There is a handy program called
, which shows the network time synchronization status of your server under Ubuntu 16, but the older version or other linux distros do not have this program. The output of the program is:
srv@local # ntpstat synchronised to NTP server (126.96.36.199) at stratum 3 time correct to within 133 ms polling server every 1024 s
As you can see the time is correct within some interval of milliseconds. In other words your time in the server could be trusted only within these milliseconds! If your server is synchronized with the program ntp your time of the server will be correct within a tiny fractions of a second, closer to a time server much smaller interval of correctness.

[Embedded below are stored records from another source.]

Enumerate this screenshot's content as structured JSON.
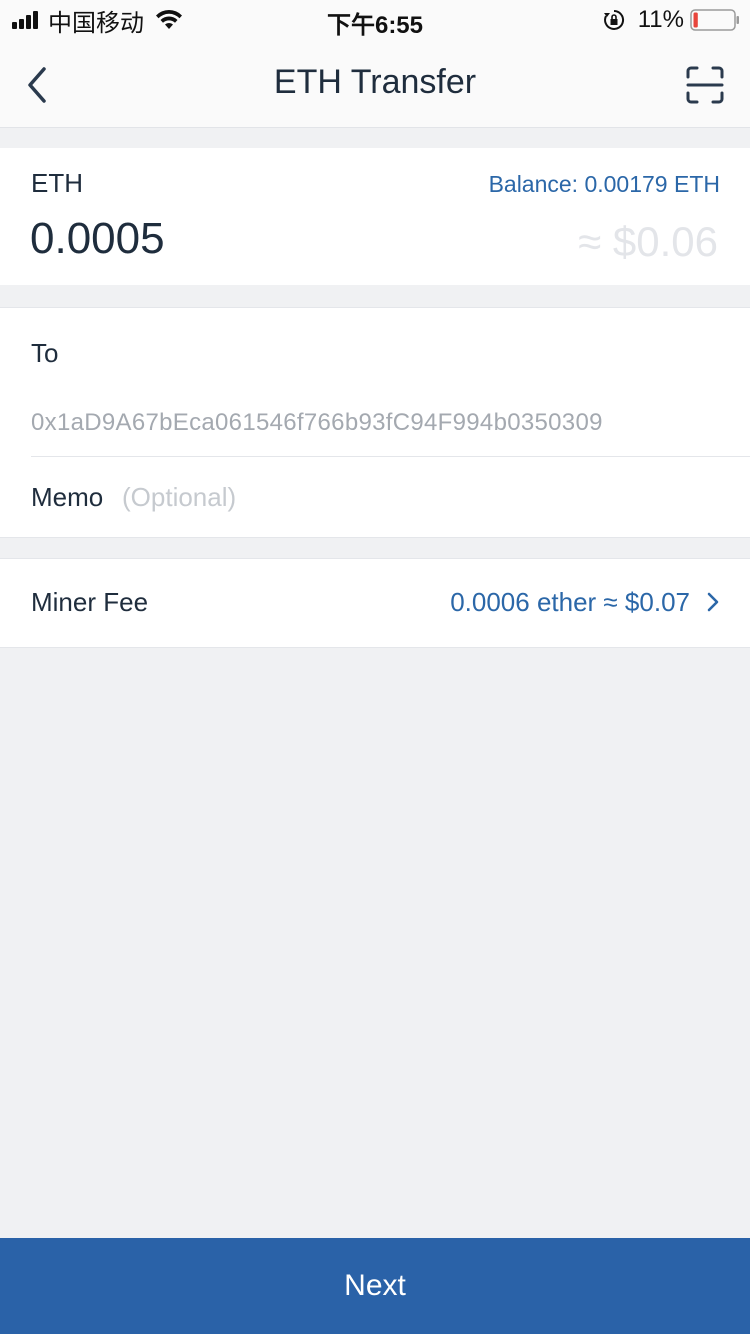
{
  "status_bar": {
    "carrier": "中国移动",
    "time": "下午6:55",
    "battery_percent": "11%",
    "battery_level": 0.11,
    "battery_color": "#e8453c"
  },
  "navbar": {
    "title": "ETH Transfer",
    "back_icon": "chevron-left-icon",
    "scan_icon": "scan-qr-icon"
  },
  "amount": {
    "coin": "ETH",
    "balance": "Balance: 0.00179 ETH",
    "value": "0.0005",
    "fiat": "≈ $0.06"
  },
  "recipient": {
    "to_label": "To",
    "address": "0x1aD9A67bEca061546f766b93fC94F994b0350309",
    "memo_label": "Memo",
    "memo_value": "",
    "memo_placeholder": "(Optional)"
  },
  "fee": {
    "label": "Miner Fee",
    "value": "0.0006 ether ≈ $0.07"
  },
  "next_label": "Next",
  "colors": {
    "accent": "#2a62a8",
    "link": "#2b67a8",
    "background": "#f0f1f3"
  }
}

The interval is computed according to how away the server is and how much the latency of the network of the server is.
ntpstats compute the output with the formula:
rootdisp + rootdelay / 2.0
- rootdisp – indicating the maximum error relative to the primary reference source. If your server gets the time from an external source (GPS, radio, high precise clock external device), this value is the estimated maximum error of that clock and if your server gets the time from another NTP server (in most cases), this value is the current NTP server’s root dispersion (to which your server is synced) plus the dispersion added by the network link between your server and the NTP server
- rootdelay – indicating the total roundtrip delay to the primary reference source. Because it is a roundtrip we divide it to 2 to get the single trip delay of the network
You can get these two values with the ntpq program:
srv@local # ntpq -c "rv 0 rootdisp,rootdelay" rootdelay=202.882, rootdisp=31.816
So the time correct to within 31.816+(202.882/2) = 133.257 ms, which is the output of ntpstat.